In our weekly reports, we often take the classical view on money. While we admit that monetarism may fail as an easy policy approach, from a fundamental standpoint, the supply of money will ultimately decide the long term rate of interest.
The classical view holds that interest rates will adjust to the equilibrium level between savings and investment. The prevailing Keynesian view is that interest rates will adjust to the supply and demand for money.
When we speak of money supply, we are talking about money and credit created. But what is conspicuously missing from this classical versus Keynesian view is the effect of interest owed to national debt which is the purely Keynesian phenomenon.

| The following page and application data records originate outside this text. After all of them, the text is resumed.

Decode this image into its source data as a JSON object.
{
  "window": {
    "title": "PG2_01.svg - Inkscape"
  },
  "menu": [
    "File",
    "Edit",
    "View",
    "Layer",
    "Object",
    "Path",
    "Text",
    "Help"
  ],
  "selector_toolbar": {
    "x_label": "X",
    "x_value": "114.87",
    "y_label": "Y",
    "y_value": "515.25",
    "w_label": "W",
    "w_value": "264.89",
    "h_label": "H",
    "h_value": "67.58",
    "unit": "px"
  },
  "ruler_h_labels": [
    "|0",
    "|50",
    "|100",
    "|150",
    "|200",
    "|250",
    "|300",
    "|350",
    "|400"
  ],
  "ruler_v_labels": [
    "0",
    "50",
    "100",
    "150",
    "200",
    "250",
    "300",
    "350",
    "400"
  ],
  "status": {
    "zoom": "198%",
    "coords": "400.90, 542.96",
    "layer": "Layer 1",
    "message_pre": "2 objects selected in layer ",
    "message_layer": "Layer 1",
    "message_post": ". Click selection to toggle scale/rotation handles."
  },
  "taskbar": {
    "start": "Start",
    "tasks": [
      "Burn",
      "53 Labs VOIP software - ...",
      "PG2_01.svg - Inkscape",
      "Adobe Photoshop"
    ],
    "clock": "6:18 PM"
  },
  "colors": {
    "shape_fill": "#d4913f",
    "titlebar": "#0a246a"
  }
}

Consider that the current national debt is $8.4 trillion dollars, which amounts to roughly $30,000 for every man, woman and child in the United States. In 2005 there were approximately 113,146,000 households, which means each household's share of the national debt is $74,000.
In 2005, the median annual household income according to the US Census Bureau was determined to be $46,326, or just 62% of the total owed by each family.
While this does not seem daunting, the fact is that because of this ratio current income taxes collected by the IRS pay off only the interest on the debt owed. This is part of the reason that the government continually spends more than it receives - because tax receipts pay only interest owed on the debt.
However, if the US government were to follow GAAP accounting rules the net present value of future unfunded liabilities approaches $50 trillion dollars or $441,906 per household.
Now consider that the average household income is just 10% of each household's share of the net present value of future unfunded liabilities. Therefore, at the rate that debt is increasing, eventually we'll reach a point where even if the government takes every penny of its citizens' income through taxation, it will still not collect enough to keep up with the interest payments.
As we said in our regular weekly report last time, "Googlers, we might call them, by an overwhelming majority have voted for the libertarian minded Paul, to the point that the results are so far skewed from a normal distribution bell curve that organizations like MSNBC, CNN and others have questioned the validity of their own polls."
One of reasons we think netizens are seeking out more information on Ron Paul is that the debt burden is a future problem that will have to be dealt with primarily by Generation Xer's. As a proponent of 'sound' money, Mr. Ron Paul is generating the most interest of any candidate, Republican or Democrat, according to mainstream online polls.
In the financial markets, the main pillar in government backed securities is the ability of the said government to tax citizens or send them to jail. But if debt reaches a point where even taxing every cent made only covers the debt, then any net new borrowing will not be able to be paid for. At this point, the basic supply and demand function of either classical or Keynesian theories will succumb to the reality that the government needs more money and that while there may be willing lenders, the risk premium attached to that lending must be higher.
We have harped on this point for a number of years and is the main pillar of our contention that U.S. interest rates will rise, regardless of a "savings glut" or whatever other moniker they ascribe to this imbalance. As such, we think that long term yields are breaking out and after a needed pullback, the next big move in yields is higher. Much higher.
More investment-specific commentary on Treasury, Commodity, and Currency markets is available at www.fxmoneytrends.com.